The Cuban Embargo Myth
The U.S. ranks right between Red China and Hugo’s Venezuela as a Castro business partner.
August 24, 2010 - 12:01 am
First off, for the course of three decades the Soviet Union was forced to pump the equivalent of almost ten Marshall Plans into Cuba. This cannot have helped the Soviet Union’s precarious solvency or lengthened her life span.
Secondly, the U.S. taxpayer has been spared the fleecing visited upon many others who reside in nations who eschew “embargoing” Cuba. To wit:
Nowadays the so-called U.S. embargo merely stipulates that the Castro regime pay cash up front through a third–party bank for all U.S. agricultural products; there is no Export-Import Bank (U.S. taxpayer) financing of such sales. Enacted by the Bush team in 2001, this cash-up-front policy has kept the U.S. taxpayer among the few in the world not screwed and tattooed by Fidel Castro.
Here are a few items regarding the so-called embargo studiously side-stepped by much of the MSM, the U.S. farm lobby, and Castro lobbyists:
Per-capita-wise, Cuba qualifies as the world’s biggest debtor nation with a foreign debt of close to $50 billion, a credit rating nudging Somalia’s, and an uninterrupted record of defaults. In 2007, one of the world’s most respected economic forecasting firms, the London-based Economist Intelligence Unit, ranked Cuba as virtually the world’s worst country business-wise. Only Iran and Angola ranked lower. This firm predicted that Cuba’s abysmal business climate would remain that way for the next five years, at the very least.
Standard & Poor’s refuses even to rate Cuba, regarding the economic figures released by the regime as utterly bogus.
In 1986, Cuba defaulted on most of its foreign debt to Europe. Three years ago, France’s version of the U.S. government’s Export- Import Bank (named COFACE) cut off Cuba’s credit line. Mexico’s Bancomex quickly followed suit. This came about because the Castro regime stuck it to French taxpayers for $175 million and to Mexican taxpayers for $365 million. Bancomex was forced to impound Cuban assets in three different countries in an attempt to recoup its losses.
Last year the Castro regime suddenly froze $ 1 billion held in Cuban banks by foreign (mostly Spanish) businessmen. “Cuban banks informed depositors that they had no foreign exchange to back up the convertible peso in which many were doing business,” explained the Reuters Havana bureau. Spain’s criticism of the U.S. “embargo” has recently become much shriller.

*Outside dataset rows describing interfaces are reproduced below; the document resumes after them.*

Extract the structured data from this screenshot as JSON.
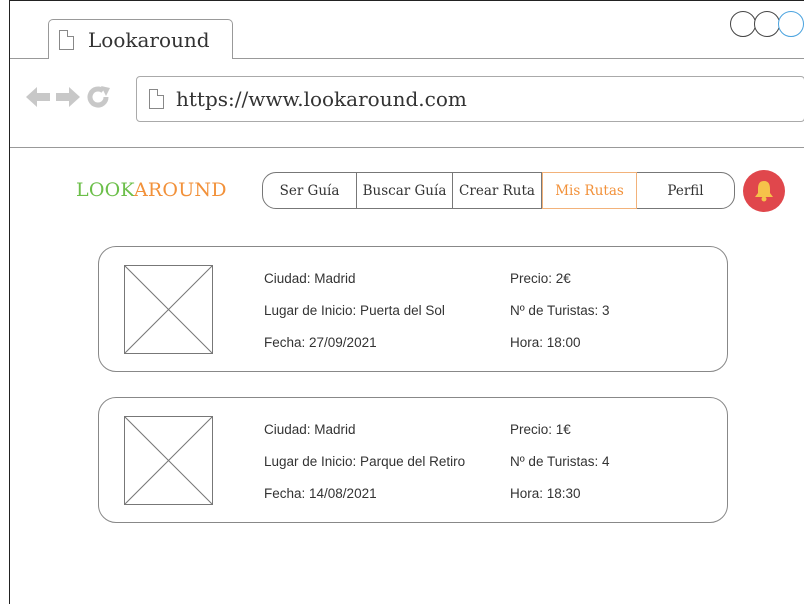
{
  "browser": {
    "tab_title": "Lookaround",
    "url": "https://www.lookaround.com"
  },
  "logo": {
    "part1": "LOOK",
    "part2": "AROUND"
  },
  "menu": {
    "items": [
      {
        "label": "Ser Guía"
      },
      {
        "label": "Buscar Guía"
      },
      {
        "label": "Crear Ruta"
      },
      {
        "label": "Mis Rutas"
      },
      {
        "label": "Perfil"
      }
    ],
    "active": "Mis Rutas"
  },
  "colors": {
    "logo_look": "#6cbf4a",
    "logo_around": "#f2913a",
    "active_item": "#f2913a",
    "bell": "#e0474c"
  },
  "routes": [
    {
      "ciudad": "Ciudad: Madrid",
      "lugar": "Lugar de Inicio: Puerta del Sol",
      "fecha": "Fecha: 27/09/2021",
      "precio": "Precio: 2€",
      "turistas": "Nº de Turistas: 3",
      "hora": "Hora: 18:00"
    },
    {
      "ciudad": "Ciudad: Madrid",
      "lugar": "Lugar de Inicio: Parque del Retiro",
      "fecha": "Fecha: 14/08/2021",
      "precio": "Precio: 1€",
      "turistas": "Nº de Turistas: 4",
      "hora": "Hora: 18:30"
    }
  ]
}
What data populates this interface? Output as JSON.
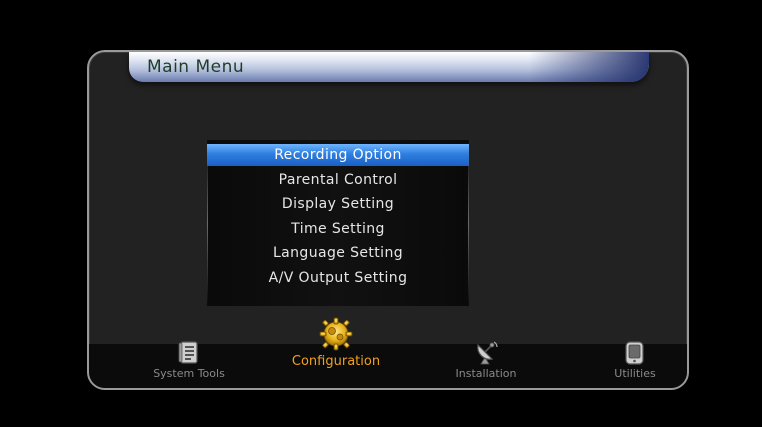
{
  "window": {
    "title": "Main Menu"
  },
  "menu": {
    "items": [
      {
        "label": "Recording Option",
        "selected": true
      },
      {
        "label": "Parental Control",
        "selected": false
      },
      {
        "label": "Display Setting",
        "selected": false
      },
      {
        "label": "Time Setting",
        "selected": false
      },
      {
        "label": "Language Setting",
        "selected": false
      },
      {
        "label": "A/V Output Setting",
        "selected": false
      }
    ],
    "highlight_color": "#2f7fe0"
  },
  "tabs": [
    {
      "label": "System Tools",
      "icon": "system-tools-icon",
      "active": false
    },
    {
      "label": "Configuration",
      "icon": "configuration-gear-icon",
      "active": true
    },
    {
      "label": "Installation",
      "icon": "satellite-dish-icon",
      "active": false
    },
    {
      "label": "Utilities",
      "icon": "handheld-device-icon",
      "active": false
    }
  ],
  "colors": {
    "active_tab": "#f0a020",
    "inactive_tab": "#8a8a8a"
  }
}
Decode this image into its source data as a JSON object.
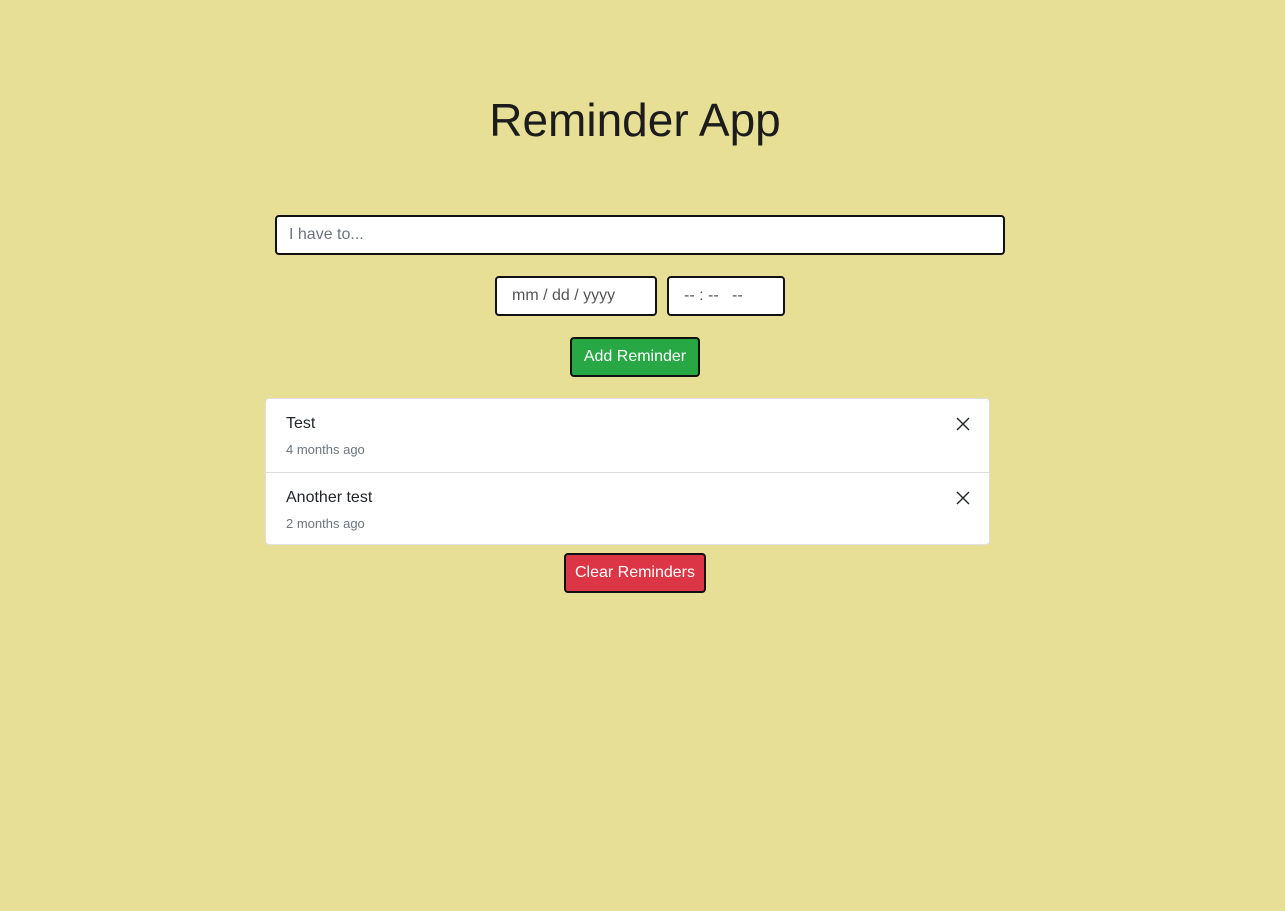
{
  "app": {
    "title": "Reminder App"
  },
  "form": {
    "task_placeholder": "I have to...",
    "date_placeholder": "mm / dd / yyyy",
    "time_placeholder": "-- : --   --",
    "add_label": "Add Reminder"
  },
  "reminders": [
    {
      "text": "Test",
      "time": "4 months ago",
      "delete_icon": "close-icon"
    },
    {
      "text": "Another test",
      "time": "2 months ago",
      "delete_icon": "close-icon"
    }
  ],
  "actions": {
    "clear_label": "Clear Reminders"
  },
  "colors": {
    "background": "#e8df96",
    "add_button": "#28a745",
    "clear_button": "#dc3545"
  }
}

The anti-“embargo” mantra from CNN, the U.S. Rice Producers Association, and Castro lobbyists also stresses that a flood of rich Western tourists will magically smother Cuban Stalinism, whereupon the island nation will quickly mutate into a bigger (and more historic and picturesque) Cozumel. This reasoning seems to go something like this: rewarding and enriching the KGB-trained and heavily armed guardians of Cuba’s Stalinist status quo will magically convert them into instant opponents of that Stalinist status quo.
As two decades of such tourism have amply proven, any trickle of foreign currency that reaches the Stalinist regime’s subjects (primarily from prostitution) is offset a thousand-fold by the millions ($2.4 billion last year, for instance) crammed into the regime’s military and secret-police coffers.